For companies sourcing organic pears from California — or those in the state sourcing them from abroad — supply has been on a gradual uptick.
Courtland, Calif.-based David J. Elliot & Son is in its first year of offering organic bartletts in limited production.
Sedro-Woolley, Wash.-based Viva Tierra Organic Inc. plans to market about 20,000 more boxes of organic bartlett pears this year. They’re packed by Courtland, Calif.-based Greene & Hemly Inc.
“It will be a good crop coming on top of a larger-than-normal crop out of the Southern Hemisphere,” Viva Tierra sales manager Matt Roberts said July 8. “There hasn’t been any lack of pears.

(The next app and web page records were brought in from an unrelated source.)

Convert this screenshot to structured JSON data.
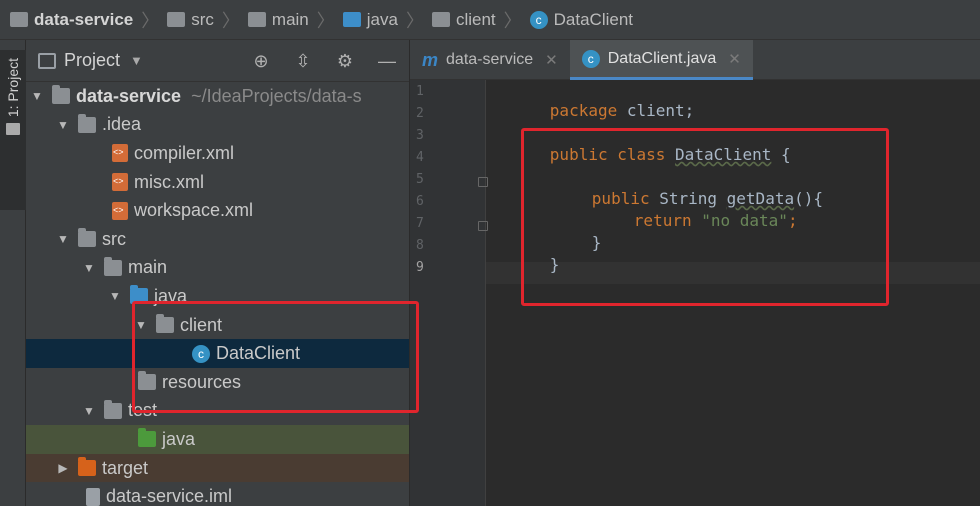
{
  "breadcrumb": {
    "items": [
      "data-service",
      "src",
      "main",
      "java",
      "client",
      "DataClient"
    ]
  },
  "tool_strip": {
    "label": "1: Project"
  },
  "project_panel": {
    "title": "Project",
    "dropdown": "▼"
  },
  "tree": {
    "root": {
      "name": "data-service",
      "path": "~/IdeaProjects/data-s"
    },
    "idea": ".idea",
    "compiler": "compiler.xml",
    "misc": "misc.xml",
    "workspace": "workspace.xml",
    "src": "src",
    "main": "main",
    "java": "java",
    "client": "client",
    "dataclient": "DataClient",
    "resources": "resources",
    "test": "test",
    "test_java": "java",
    "target": "target",
    "iml": "data-service.iml"
  },
  "editor": {
    "tabs": [
      {
        "icon": "m",
        "label": "data-service"
      },
      {
        "icon": "c",
        "label": "DataClient.java"
      }
    ],
    "line_numbers": [
      "1",
      "2",
      "3",
      "4",
      "5",
      "6",
      "7",
      "8",
      "9"
    ],
    "code": {
      "l1_kw": "package",
      "l1_rest": " client;",
      "l3_kw1": "public",
      "l3_kw2": "class",
      "l3_name": "DataClient",
      "l3_rest": " {",
      "l5_kw": "public",
      "l5_type": " String ",
      "l5_meth": "getData",
      "l5_rest": "(){",
      "l6_kw": "return",
      "l6_str": "\"no data\"",
      "l6_rest": ";",
      "l7": "}",
      "l8": "}"
    }
  },
  "colors": {
    "keyword": "#cc7832",
    "string": "#6a8759",
    "annotation": "#e0252d",
    "selection": "#0d293e"
  }
}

Last year the Southern Hemisphere was pretty much over at this point.”
Santa Cruz, Calif.-based Awe Sum Organics expected to sell out of South American organic pears by July 18, said David Posner, president and CEO. That was in line with plans at Awe Sum, which represents Productores Argentinos Integrados SA, a grower collective in Argentina’s Rio Negro Valley.
“Our customers want us to keep them in steady supply of organic pears until new crop will be available out of California, which should be in around two to three weeks,” he said July 10. “And we have achieved that.”
Demand for fresh organic pears in the U.S. and Canada has continued to increase about 20% or more annually, Posner said, but fresh-market acreage in the Argentina region has remained flat.
“This market dynamic has helped us to achieve higher sales prices than in recent years, while moving through all of our fruit in a timely manner,” he said. “(That) creates sustainable returns for our growers, who have been facing serious economic challenges in recent years.”
Besides some standard varieties grown in the U.S., the region offers packhams, also known as autumn bartletts, and abate fetel.
Awe Sum Organics has Fair Trade and sustainability certifications from Switzerland-based Institute of Marketecology.